|US7957439 *||Jun 7, 2011||Northrop Grumman Space & Missions||Microchannel cooler for high efficiency laser diode heat extraction|
|US8345720||Jan 1, 2013||Northrop Grumman Systems Corp.||Laser diode ceramic cooler having circuitry for control and feedback of laser diode performance|
|US8937976||Aug 15, 2012||Jan 20, 2015||Northrop Grumman Systems Corp.||Tunable system for generating an optical pulse based on a double-pass semiconductor optical amplifier|
|US9276375||Dec 10, 2014||Mar 1, 2016||Northrop Grumman Systems Corp.||Tunable system for generating an optical pulse based on a double-pass semiconductor optical amplifier|
|US20080025357 *||Jul 26, 2006||Jan 31, 2008||Northrop Grumman Corporation||Microchannel cooler for high efficiency laser diode heat extraction|
|US20100074285 *||Dec 1, 2009||Mar 25, 2010||Northrop Grumman Space & Mission Systems Corp.||Microchannel Cooler For High Efficiency Laser Diode Heat Extraction|
|US20110026551 *||Feb 3, 2011||Northrop Grumman Systems Corp.||Laser Diode Ceramic Cooler Having Circuitry For Control And Feedback Of Laser Diode Performance|

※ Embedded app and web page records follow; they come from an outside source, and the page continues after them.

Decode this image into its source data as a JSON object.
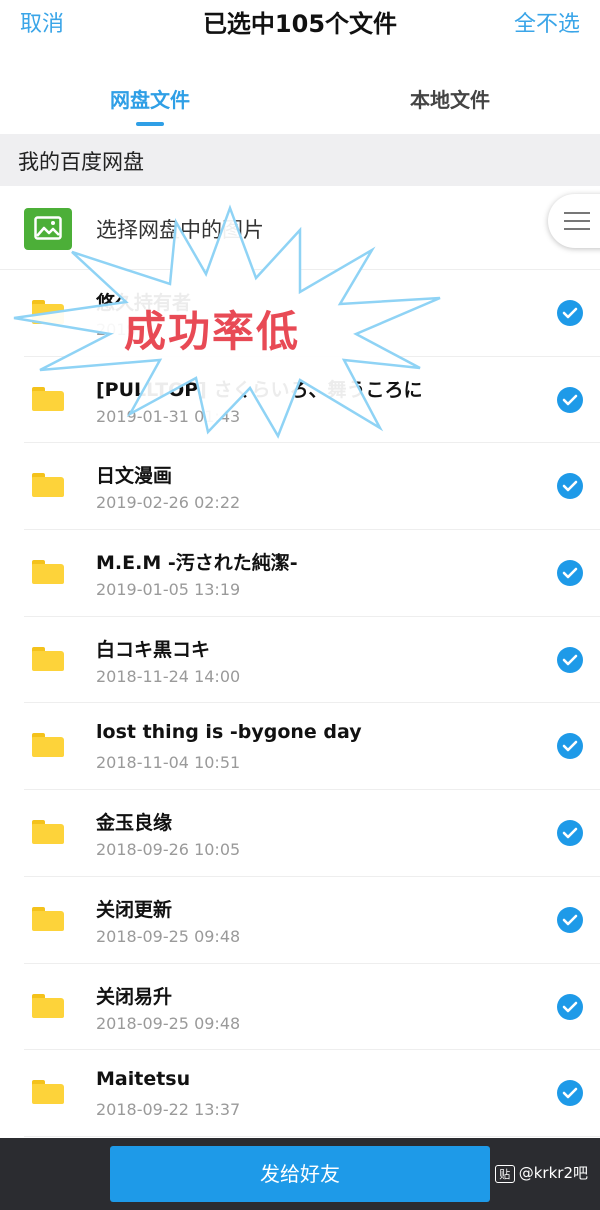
{
  "header": {
    "cancel_label": "取消",
    "title": "已选中105个文件",
    "deselect_all_label": "全不选"
  },
  "tabs": [
    {
      "label": "网盘文件",
      "active": true
    },
    {
      "label": "本地文件",
      "active": false
    }
  ],
  "section": {
    "title": "我的百度网盘"
  },
  "pick_images": {
    "label": "选择网盘中的图片",
    "icon": "image-icon"
  },
  "overlay": {
    "text": "成功率低"
  },
  "files": [
    {
      "name": "悠久持有者",
      "date": "2019-",
      "selected": true
    },
    {
      "name": "[PULLTOP] さくらいろ、舞うころに",
      "date": "2019-01-31 01:43",
      "selected": true
    },
    {
      "name": "日文漫画",
      "date": "2019-02-26 02:22",
      "selected": true
    },
    {
      "name": "M.E.M -汚された純潔-",
      "date": "2019-01-05 13:19",
      "selected": true
    },
    {
      "name": "白コキ黒コキ",
      "date": "2018-11-24 14:00",
      "selected": true
    },
    {
      "name": "lost thing is -bygone day",
      "date": "2018-11-04 10:51",
      "selected": true
    },
    {
      "name": "金玉良缘",
      "date": "2018-09-26 10:05",
      "selected": true
    },
    {
      "name": "关闭更新",
      "date": "2018-09-25 09:48",
      "selected": true
    },
    {
      "name": "关闭易升",
      "date": "2018-09-25 09:48",
      "selected": true
    },
    {
      "name": "Maitetsu",
      "date": "2018-09-22 13:37",
      "selected": true
    }
  ],
  "bottom": {
    "send_label": "发给好友",
    "watermark": "@krkr2吧",
    "watermark_icon_text": "贴"
  },
  "colors": {
    "accent": "#1e9ae8",
    "folder": "#fdd33a",
    "image_icon": "#4caf38",
    "overlay_text": "#e84a55",
    "burst_fill": "#ffffff",
    "burst_stroke": "#8fd3f5"
  }
}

|U.S. Classification||372/35, 165/170, 372/34, 257/930, 257/712, 361/689|
|International Classification||F25B21/02, H01S5/024|
|Cooperative Classification||Y10S257/93, H01S5/02423, H01S5/02415, F25B21/02|

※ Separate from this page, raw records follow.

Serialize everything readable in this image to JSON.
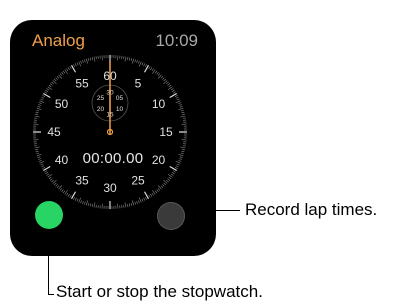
{
  "header": {
    "mode_title": "Analog",
    "clock_time": "10:09"
  },
  "stopwatch": {
    "elapsed": "00:00.00",
    "outer_dial_numbers": [
      "60",
      "5",
      "10",
      "15",
      "20",
      "25",
      "30",
      "35",
      "40",
      "45",
      "50",
      "55"
    ],
    "inner_dial_numbers": [
      "30",
      "05",
      "10",
      "15",
      "20",
      "25"
    ],
    "hand_color": "#f0a04b"
  },
  "buttons": {
    "start_stop_color": "#28d564",
    "lap_color": "#3a3a3a"
  },
  "callouts": {
    "lap": "Record lap times.",
    "start_stop": "Start or stop the stopwatch."
  }
}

|European Classification||H01S5/024A2, F25B21/02|
|Jun 27, 1990||AS||Assignment|
Owner name: TITAN CORPORATION, THE, A DE CORP., CALIFORNIA

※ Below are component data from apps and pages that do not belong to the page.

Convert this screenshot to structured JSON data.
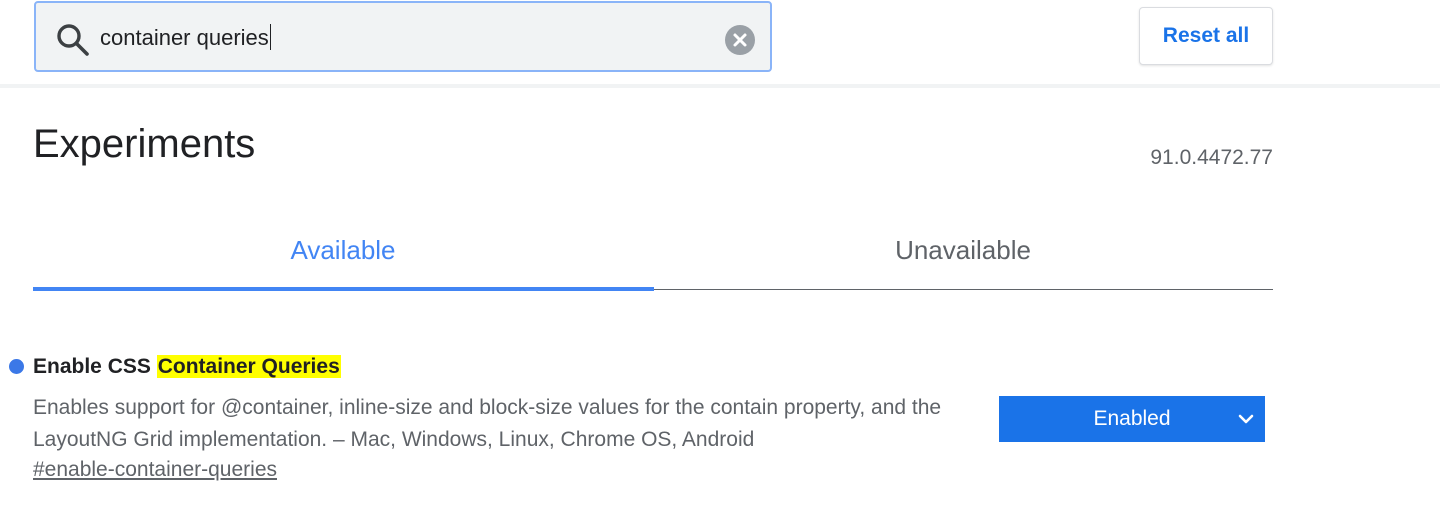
{
  "search": {
    "value": "container queries",
    "icon": "search-icon",
    "clear_icon": "clear-icon"
  },
  "reset_label": "Reset all",
  "page": {
    "title": "Experiments",
    "version": "91.0.4472.77"
  },
  "tabs": [
    {
      "label": "Available",
      "active": true
    },
    {
      "label": "Unavailable",
      "active": false
    }
  ],
  "experiment": {
    "title_prefix": "Enable CSS ",
    "title_highlight": "Container Queries",
    "description": "Enables support for @container, inline-size and block-size values for the contain property, and the LayoutNG Grid implementation. – Mac, Windows, Linux, Chrome OS, Android",
    "link": "#enable-container-queries",
    "selected_option": "Enabled",
    "modified": true
  },
  "colors": {
    "accent": "#1a73e8",
    "tab_active": "#4285f4",
    "highlight": "#ffff00",
    "modified_dot": "#3b78e7"
  }
}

Free format text: ASSIGNMENT OF ASSIGNORS INTEREST.;ASSIGNORS:RICKEY, ROGER J.;SMART, ANTHONY E.;REEL/FRAME:005352/0134
Effective date: 19900621
|Jul 3, 1995||FPAY||Fee payment|
Year of fee payment: 4
|Sep 12, 1996||AS||Assignment|
Owner name: SUMITOMO BANK OF CALIFORNIA, CALIFORNIA
Free format text: SECURITY AGREEMENT;ASSIGNOR:TITAN CORPORATION, THE, A DELAWARE CORPORATION;REEL/FRAME:008126/0447
Effective date: 19960906
|Jun 2, 1997||AS||Assignment|
Owner name: SUMITOMO BANK OF CALIFORNIA AS AGENT FOR ITSELF AN
Free format text: SECURITY AGREEMENT;ASSIGNOR:SUMITOMO BANK OF CALIFORNIA, THE;REEL/FRAME:008535/0923
Effective date: 19970515
|Oct 14, 1998||AS||Assignment|
Owner name: BANK OF NOVA SCOTIA, THE, AS ADMINISTRATIVE AGENT,
Free format text: SECURITY INTEREST;ASSIGNOR:TITAN CORPORATION, THE;REEL/FRAME:009547/0243
Effective date: 19980729
|Sep 23, 1999||FPAY||Fee payment|
Year of fee payment: 8
|May 16, 2000||AS||Assignment|
Owner name: TITAN CORPORATION, THE, CALIFORNIA
Free format text: TERMINATION OF INTEREST;ASSIGNOR:BANK OF NOVA SCOTIA, THE;REEL/FRAME:010832/0759
Effective date: 20000223
|May 19, 2000||AS||Assignment|
Owner name: CREDIT SUISSE FIRST BOSTON, NEW YORK
Free format text: SECURITY AGREEMENT;ASSIGNOR:THE TITAN CORPORATION;REEL/FRAME:010859/0353
Effective date: 20000223
|Nov 7, 2002||AS||Assignment|
Owner name: WACHOVIA BANK, N.A., AS ADMINISTRATIVE AGENT, NORT
Free format text: PATENT SECURITY AGREEMENT;ASSIGNOR:TITAN CORPORATION, THE;REEL/FRAME:013438/0928
Effective date: 20020523
|Oct 8, 2003||REMI||Maintenance fee reminder mailed|
|Mar 24, 2004||LAPS||Lapse for failure to pay maintenance fees|
|May 18, 2004||FP||Expired due to failure to pay maintenance fee|
Effective date: 20040324